The WCAG has a long list of criteria, but let’s walk through each of the principles and cover the primary considerations that they entail. This is by no means an exhaustive guide, but these points are a great place to start for those wishing to dive deeper into accessibility. 


“Information and user interface components must be presentable to users in ways they can perceive.”

This means text alternatives must be provided for all non-text content. For example, all “img” elements must make use of the “alt” attribute, even those that are purely decorative. There are too many situations that involve graphics in user interfaces to cover them all here, but the W3C has a guide that covers the many different uses of images and how to provide appropriate text alternatives.

Aside from text, another big aspect of this principle is the use of color. Color cannot be relied upon as the only visual means of conveying information. For instance, hyperlinks in a paragraph of text should have an underline or some other visual indicator that they are a clickable link. The color of text must also meet minimum contrast requirements, depending on the conformance level. There are many useful contrast checker tools online, but one that is particularly helpful to developers can be found in the Google Chrome DevTools. Click on the swatch next to the value of an element’s color property and it will provide the contrast ratio of that color, which conformance levels it meets (AA or AAA), and a visual indication of how much the color would need to change in order to meet the contrast requirements.


“User interface components and navigation must be operable.”

As mentioned earlier, this mainly relates to the ability to use the keyboard to operate the site. Using the Tab key, a user should be able to progress their focus throughout the elements on the page and use the Enter key to act upon components like links or buttons. There must also be a visible indicator of keyboard focus, so any element whose appearance would change on mouse hover should also change on keyboard focus.


“Information and the operation of user interface must be understandable.”

This principle mostly has to do with making content readable, predictable, and providing some assistance when user input is required.
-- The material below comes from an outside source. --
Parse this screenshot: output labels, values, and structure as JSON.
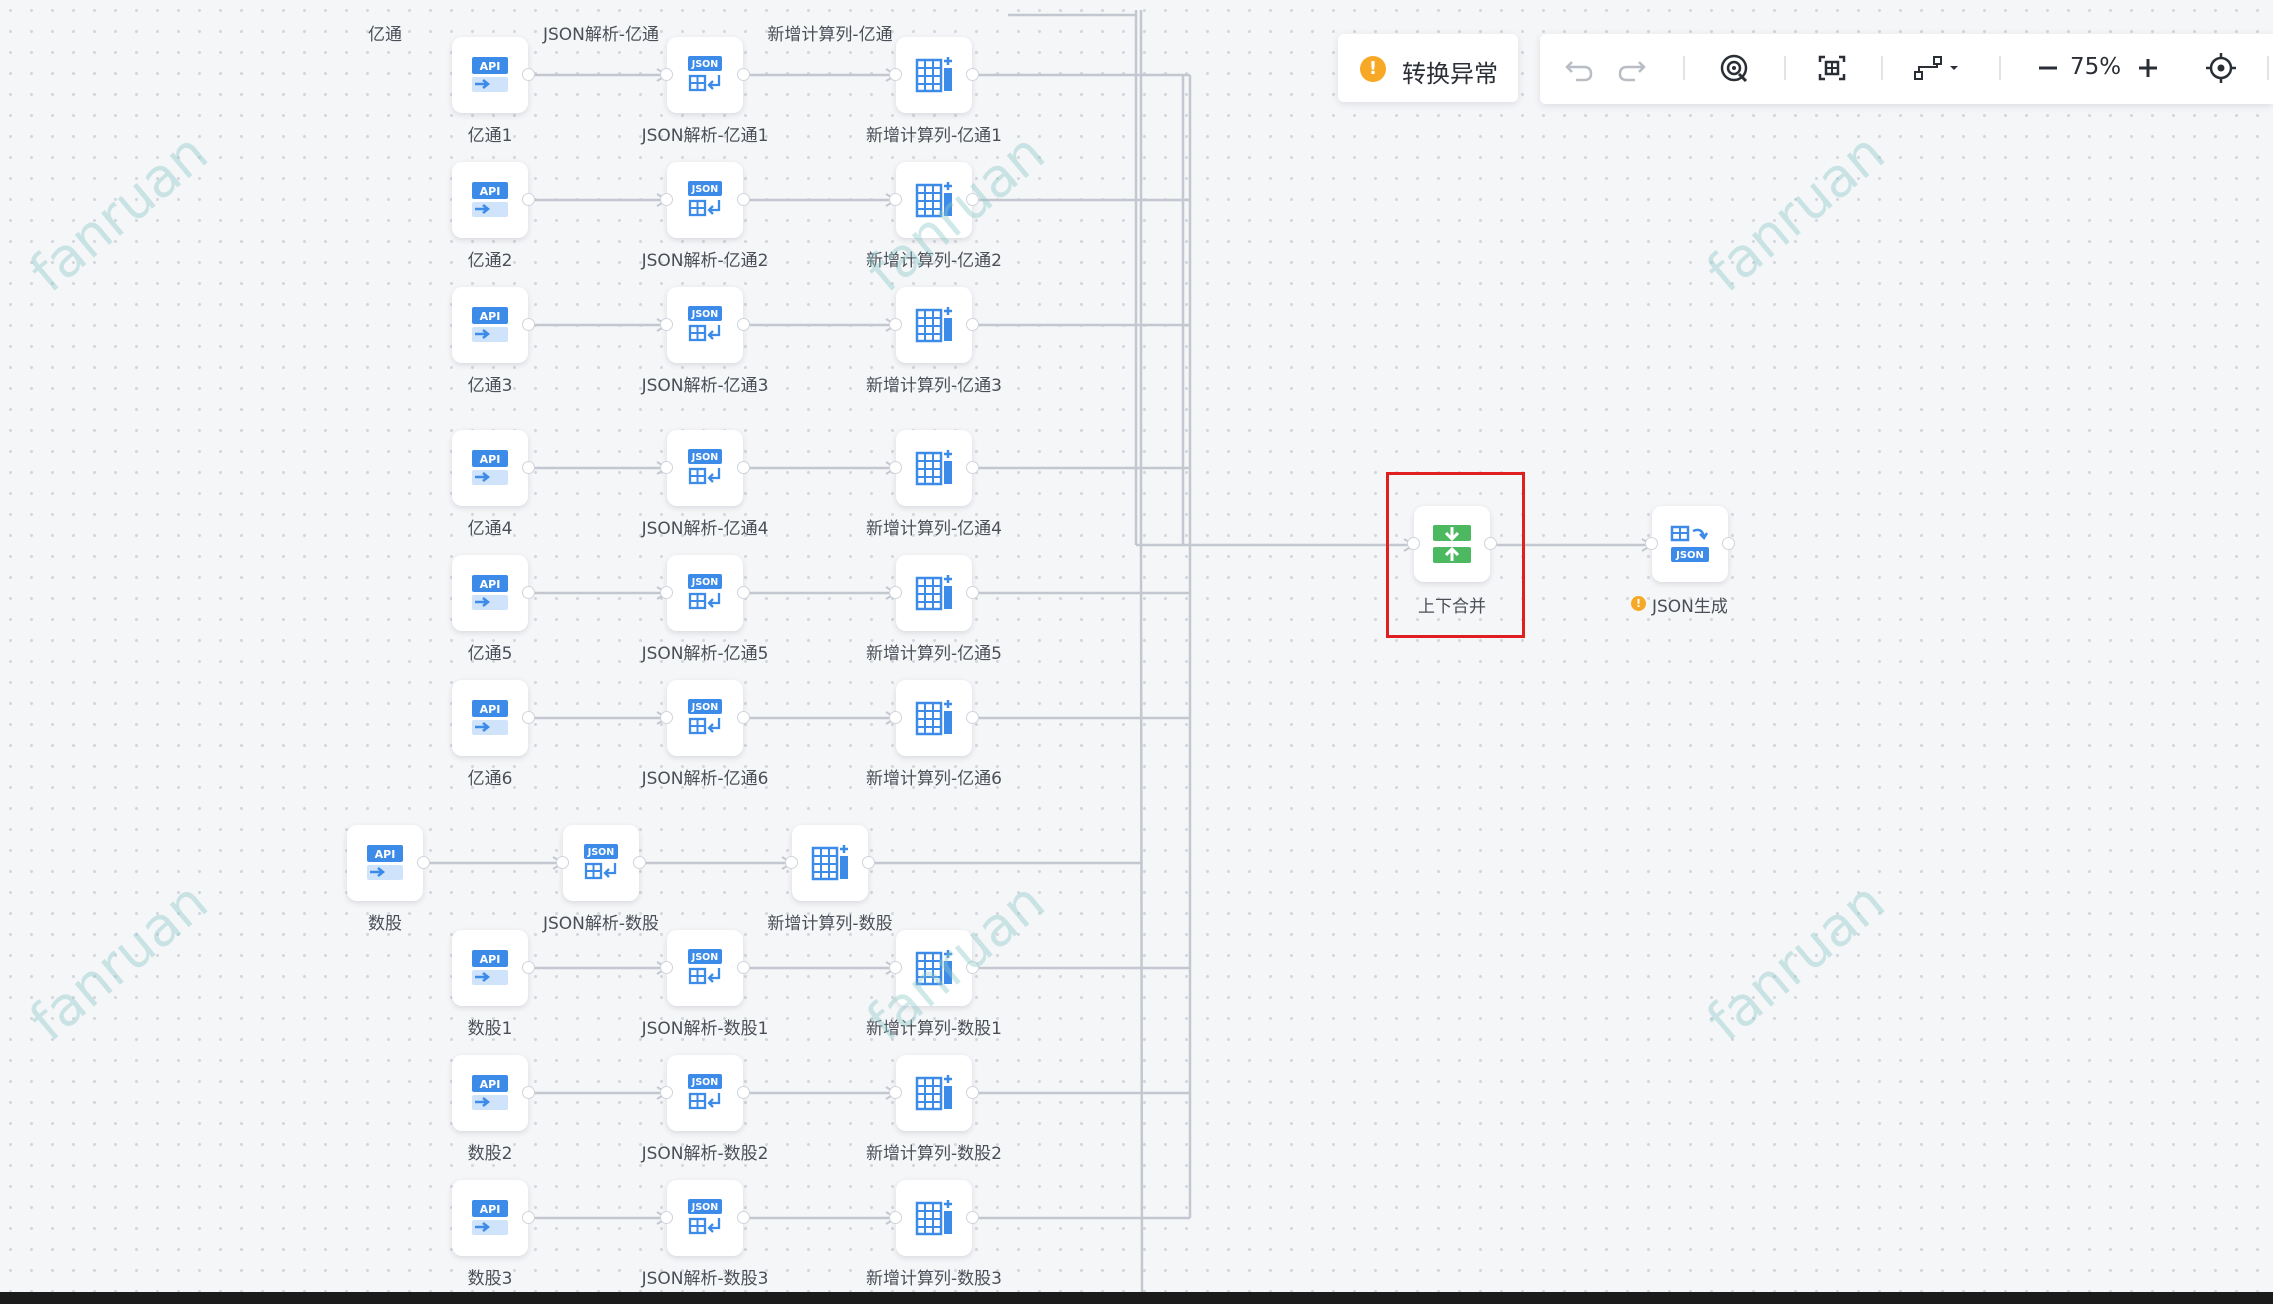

The HTML element should indicate the language of the page through the use of the “lang” attribute, the navigation should be presented consistently throughout the site, and form fields should indicate errors and describe them to the user in text.


“Content must be robust enough that it can be interpreted reliably by a wide variety of user agents, including assistive technologies.”
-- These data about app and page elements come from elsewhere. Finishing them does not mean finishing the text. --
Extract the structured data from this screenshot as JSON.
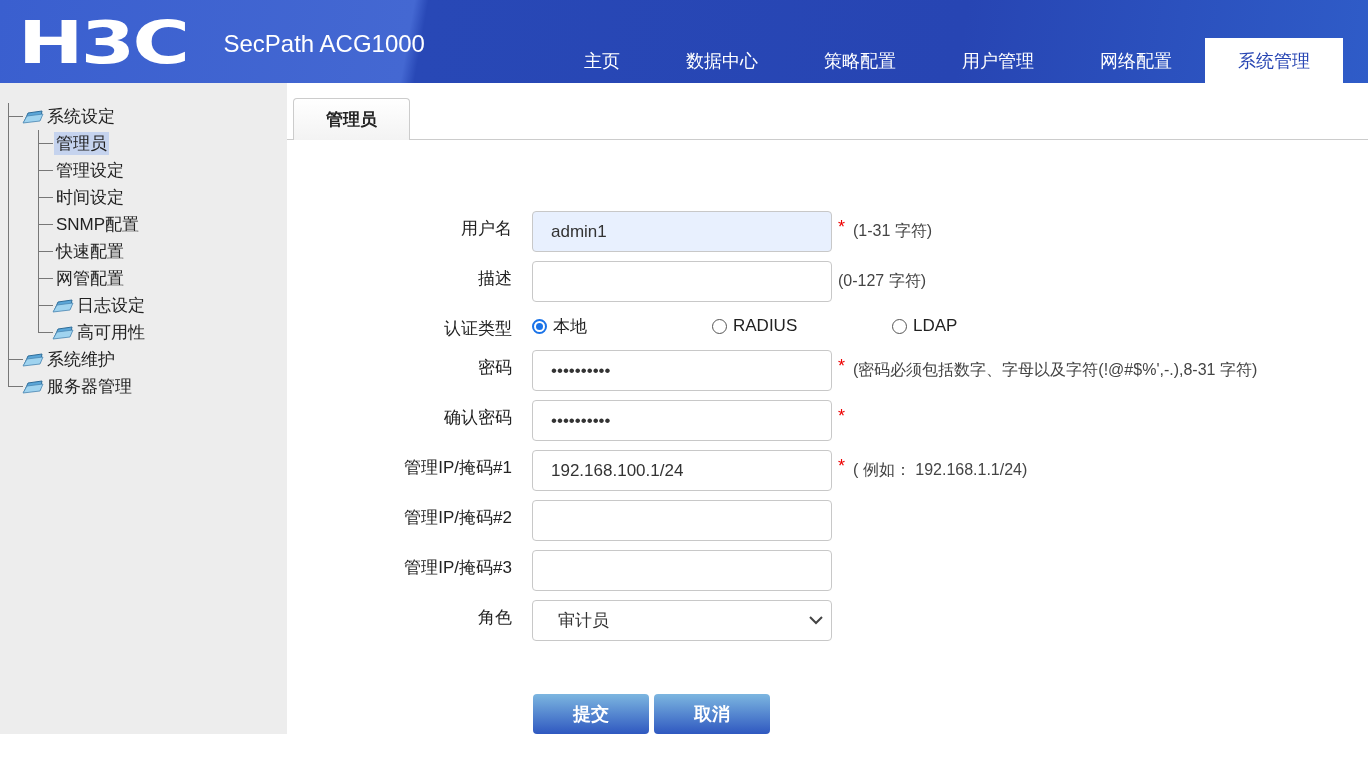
{
  "header": {
    "logo": "H3C",
    "product": "SecPath ACG1000"
  },
  "nav": [
    {
      "label": "主页",
      "selected": false
    },
    {
      "label": "数据中心",
      "selected": false
    },
    {
      "label": "策略配置",
      "selected": false
    },
    {
      "label": "用户管理",
      "selected": false
    },
    {
      "label": "网络配置",
      "selected": false
    },
    {
      "label": "系统管理",
      "selected": true
    }
  ],
  "sidebar": {
    "items": [
      {
        "label": "系统设定",
        "kind": "folder",
        "selected": false,
        "children": [
          {
            "label": "管理员",
            "kind": "leaf",
            "selected": true
          },
          {
            "label": "管理设定",
            "kind": "leaf",
            "selected": false
          },
          {
            "label": "时间设定",
            "kind": "leaf",
            "selected": false
          },
          {
            "label": "SNMP配置",
            "kind": "leaf",
            "selected": false
          },
          {
            "label": "快速配置",
            "kind": "leaf",
            "selected": false
          },
          {
            "label": "网管配置",
            "kind": "leaf",
            "selected": false
          },
          {
            "label": "日志设定",
            "kind": "folder",
            "selected": false
          },
          {
            "label": "高可用性",
            "kind": "folder",
            "selected": false
          }
        ]
      },
      {
        "label": "系统维护",
        "kind": "folder",
        "selected": false
      },
      {
        "label": "服务器管理",
        "kind": "folder",
        "selected": false
      }
    ]
  },
  "tabs": [
    {
      "label": "管理员",
      "selected": true
    }
  ],
  "form": {
    "fields": [
      {
        "label": "用户名",
        "kind": "text",
        "value": "admin1",
        "autofilled": true,
        "required_mark": "*",
        "hint": "(1-31 字符)"
      },
      {
        "label": "描述",
        "kind": "text",
        "autofilled": false,
        "hint": "(0-127 字符)"
      },
      {
        "label": "认证类型",
        "kind": "radio",
        "options": [
          {
            "label": "本地",
            "selected": true
          },
          {
            "label": "RADIUS",
            "selected": false
          },
          {
            "label": "LDAP",
            "selected": false
          }
        ]
      },
      {
        "label": "密码",
        "kind": "text",
        "value": "••••••••••",
        "autofilled": false,
        "required_mark": "*",
        "hint": "(密码必须包括数字、字母以及字符(!@#$%',-.),8-31 字符)"
      },
      {
        "label": "确认密码",
        "kind": "text",
        "value": "••••••••••",
        "autofilled": false,
        "required_mark": "*"
      },
      {
        "label": "管理IP/掩码#1",
        "kind": "text",
        "value": "192.168.100.1/24",
        "autofilled": false,
        "required_mark": "*",
        "hint": "( 例如： 192.168.1.1/24)"
      },
      {
        "label": "管理IP/掩码#2",
        "kind": "text",
        "autofilled": false
      },
      {
        "label": "管理IP/掩码#3",
        "kind": "text",
        "autofilled": false
      },
      {
        "label": "角色",
        "kind": "select",
        "value": "审计员"
      }
    ],
    "buttons": [
      "提交",
      "取消"
    ]
  }
}
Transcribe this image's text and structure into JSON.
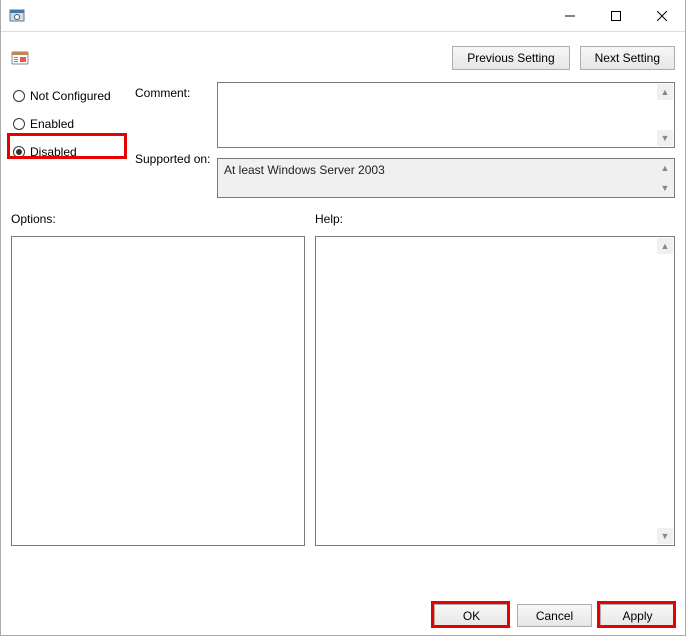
{
  "titlebar": {
    "title": ""
  },
  "nav": {
    "prev": "Previous Setting",
    "next": "Next Setting"
  },
  "radios": {
    "notconfigured": "Not Configured",
    "enabled": "Enabled",
    "disabled": "Disabled",
    "selected": "disabled"
  },
  "labels": {
    "comment": "Comment:",
    "supported": "Supported on:",
    "options": "Options:",
    "help": "Help:"
  },
  "fields": {
    "comment": "",
    "supported": "At least Windows Server 2003",
    "options": "",
    "help": ""
  },
  "footer": {
    "ok": "OK",
    "cancel": "Cancel",
    "apply": "Apply"
  }
}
A common assistive technology in the realm of web accessibility is the screen reader. This is a piece of software on your computer that parses the content of a web page and reads it aloud. In order to help screen readers do their job, web developers must write proper semantic markup and provide appropriate names and labels to interface components such as buttons and form fields.

Wrapping it Up

Building websites with accessibility in mind is certainly an investment, but it can have valuable returns. From the end user navigating the site to find their desired content, to the business stakeholders concerned with bounce rates and audience reach, to the developers maintaining the codebase, everyone stands to benefit from an accessible web.